College students often ask about Texas study drug laws and penalties. This introductory guide provides information on these laws and the potential penalties you could face if you illegally possess study drugs.
Texas Law and Potential for Abuse
Texas law classifies “study drugs” such as Ritalin and Adderall as Schedule II controlled substances. They are classified as controlled substances because they have a high potential for abuse and dependence.
A recent study showed that approximately 20% of college students abuse study drugs. They typically use prescription medications that medical doctors prescribe to improve a patient’s focus. While these substances can improve focus and concentration, numerous adverse effects can occur when students do not take the medicines under the supervision of a medical doctor.
Often, students at Texas State University, the University of Texas at Austin, St. Edward’s University, Austin Community College, the University of Texas at San Antonio, St. Mary’s University, or other Central Texas campuses use study drugs when writing papers or studying for tests.

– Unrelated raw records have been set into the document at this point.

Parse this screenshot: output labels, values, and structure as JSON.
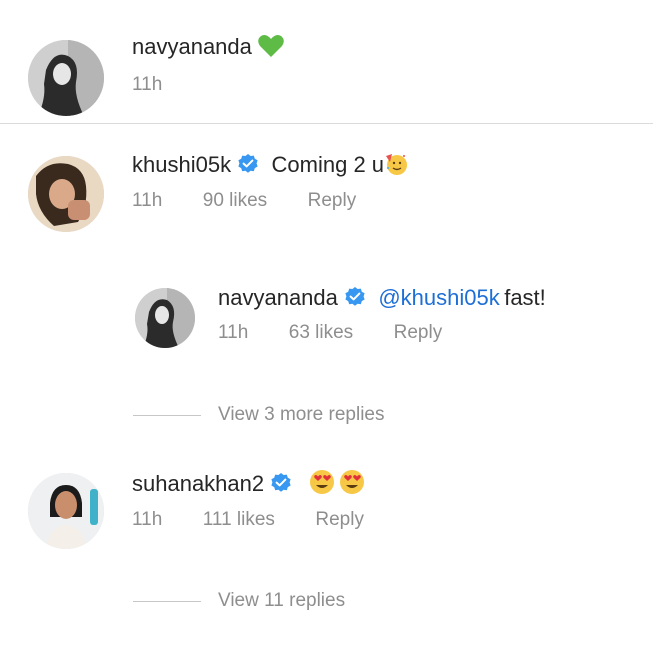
{
  "comments": [
    {
      "username": "navyananda",
      "verified": false,
      "text": "",
      "emoji": "green-heart",
      "time": "11h",
      "likes": "",
      "reply": ""
    },
    {
      "username": "khushi05k",
      "verified": true,
      "text": "Coming 2 u",
      "emoji": "partying-face",
      "time": "11h",
      "likes": "90 likes",
      "reply": "Reply",
      "replies": [
        {
          "username": "navyananda",
          "verified": true,
          "mention": "@khushi05k",
          "text": "fast!",
          "time": "11h",
          "likes": "63 likes",
          "reply": "Reply"
        }
      ],
      "view_more": "View 3 more replies"
    },
    {
      "username": "suhanakhan2",
      "verified": true,
      "text": "",
      "emoji": "heart-eyes",
      "time": "11h",
      "likes": "111 likes",
      "reply": "Reply",
      "view_more": "View 11 replies"
    }
  ],
  "colors": {
    "verified_blue": "#3897f0",
    "mention_blue": "#1d6fd6",
    "muted_text": "#8e8e8e",
    "green_heart": "#5dbb46"
  }
}
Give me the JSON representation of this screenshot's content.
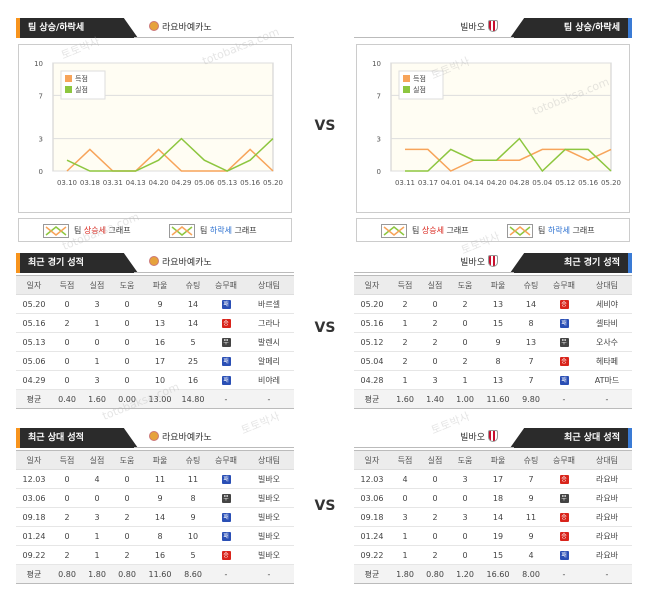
{
  "vs_label": "VS",
  "watermark": [
    "토토박사",
    "totobaksa.com"
  ],
  "trend": {
    "title": "팀 상승/하락세",
    "legend": {
      "up_prefix": "팀 ",
      "up_word": "상승세",
      "up_suffix": " 그래프",
      "down_prefix": "팀 ",
      "down_word": "하락세",
      "down_suffix": " 그래프"
    },
    "series_labels": [
      "득점",
      "실점"
    ],
    "colors": {
      "scored": "#f7a45a",
      "conceded": "#8dc63f",
      "grid": "#dddddd"
    }
  },
  "teams": {
    "left": {
      "name": "라요바예카노"
    },
    "right": {
      "name": "빌바오"
    }
  },
  "chart_data": [
    {
      "type": "line",
      "title": "",
      "x": [
        "03.10",
        "03.18",
        "03.31",
        "04.13",
        "04.20",
        "04.29",
        "05.06",
        "05.13",
        "05.16",
        "05.20"
      ],
      "ylim": [
        0,
        10
      ],
      "yticks": [
        0,
        3,
        7,
        10
      ],
      "grid": true,
      "legend_placement": "top-left",
      "series": [
        {
          "name": "득점",
          "values": [
            0,
            2,
            0,
            0,
            2,
            0,
            0,
            0,
            2,
            0
          ]
        },
        {
          "name": "실점",
          "values": [
            1,
            0,
            0,
            0,
            1,
            3,
            1,
            0,
            1,
            3
          ]
        }
      ]
    },
    {
      "type": "line",
      "title": "",
      "x": [
        "03.11",
        "03.17",
        "04.01",
        "04.14",
        "04.20",
        "04.28",
        "05.04",
        "05.12",
        "05.16",
        "05.20"
      ],
      "ylim": [
        0,
        10
      ],
      "yticks": [
        0,
        3,
        7,
        10
      ],
      "grid": true,
      "legend_placement": "top-left",
      "series": [
        {
          "name": "득점",
          "values": [
            2,
            2,
            0,
            1,
            1,
            1,
            2,
            2,
            1,
            2
          ]
        },
        {
          "name": "실점",
          "values": [
            0,
            0,
            2,
            1,
            1,
            3,
            0,
            2,
            2,
            0
          ]
        }
      ]
    }
  ],
  "headers": [
    "일자",
    "득점",
    "실점",
    "도움",
    "파울",
    "슈팅",
    "승무패",
    "상대팀"
  ],
  "result_glyph": {
    "win": "승",
    "draw": "무",
    "loss": "패"
  },
  "recent": {
    "title": "최근 경기 성적",
    "left": {
      "rows": [
        [
          "05.20",
          "0",
          "3",
          "0",
          "9",
          "14",
          "loss",
          "바르셀"
        ],
        [
          "05.16",
          "2",
          "1",
          "0",
          "13",
          "14",
          "win",
          "그라나"
        ],
        [
          "05.13",
          "0",
          "0",
          "0",
          "16",
          "5",
          "draw",
          "발렌시"
        ],
        [
          "05.06",
          "0",
          "1",
          "0",
          "17",
          "25",
          "loss",
          "알메리"
        ],
        [
          "04.29",
          "0",
          "3",
          "0",
          "10",
          "16",
          "loss",
          "비야레"
        ]
      ],
      "avg": [
        "평균",
        "0.40",
        "1.60",
        "0.00",
        "13.00",
        "14.80",
        "-",
        "-"
      ]
    },
    "right": {
      "rows": [
        [
          "05.20",
          "2",
          "0",
          "2",
          "13",
          "14",
          "win",
          "세비야"
        ],
        [
          "05.16",
          "1",
          "2",
          "0",
          "15",
          "8",
          "loss",
          "셀타비"
        ],
        [
          "05.12",
          "2",
          "2",
          "0",
          "9",
          "13",
          "draw",
          "오사수"
        ],
        [
          "05.04",
          "2",
          "0",
          "2",
          "8",
          "7",
          "win",
          "헤타페"
        ],
        [
          "04.28",
          "1",
          "3",
          "1",
          "13",
          "7",
          "loss",
          "AT마드"
        ]
      ],
      "avg": [
        "평균",
        "1.60",
        "1.40",
        "1.00",
        "11.60",
        "9.80",
        "-",
        "-"
      ]
    }
  },
  "h2h": {
    "title": "최근 상대 성적",
    "left": {
      "rows": [
        [
          "12.03",
          "0",
          "4",
          "0",
          "11",
          "11",
          "loss",
          "빌바오"
        ],
        [
          "03.06",
          "0",
          "0",
          "0",
          "9",
          "8",
          "draw",
          "빌바오"
        ],
        [
          "09.18",
          "2",
          "3",
          "2",
          "14",
          "9",
          "loss",
          "빌바오"
        ],
        [
          "01.24",
          "0",
          "1",
          "0",
          "8",
          "10",
          "loss",
          "빌바오"
        ],
        [
          "09.22",
          "2",
          "1",
          "2",
          "16",
          "5",
          "win",
          "빌바오"
        ]
      ],
      "avg": [
        "평균",
        "0.80",
        "1.80",
        "0.80",
        "11.60",
        "8.60",
        "-",
        "-"
      ]
    },
    "right": {
      "rows": [
        [
          "12.03",
          "4",
          "0",
          "3",
          "17",
          "7",
          "win",
          "라요바"
        ],
        [
          "03.06",
          "0",
          "0",
          "0",
          "18",
          "9",
          "draw",
          "라요바"
        ],
        [
          "09.18",
          "3",
          "2",
          "3",
          "14",
          "11",
          "win",
          "라요바"
        ],
        [
          "01.24",
          "1",
          "0",
          "0",
          "19",
          "9",
          "win",
          "라요바"
        ],
        [
          "09.22",
          "1",
          "2",
          "0",
          "15",
          "4",
          "loss",
          "라요바"
        ]
      ],
      "avg": [
        "평균",
        "1.80",
        "0.80",
        "1.20",
        "16.60",
        "8.00",
        "-",
        "-"
      ]
    }
  }
}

The use of study drugs is so commonplace that many students do not even question their use. However, many students illegally buy these substances from friends or fellow students.
Potential Legal and Educational Punishments
Buying and possessing Adderall, Ritalin, or other medications without a prescription is illegal. For example, prosecutors in Central Texas counties such as Comal, Hays, Guadalupe, Bexar, and Travis aggressively prosecute students that illegally possess study drugs.
While time in jail and fines are the apparent consequences for breaking the law, students also face other less visible punishments. These adverse outcomes include academic discipline, the loss of federal loans and grants, suspension, and even expulsion.
Contact me for a free case review if you are charged with possessing study drugs in Comal County, or other Central Texas counties such as Hays County, Guadalupe County, Travis County, or Bexar County.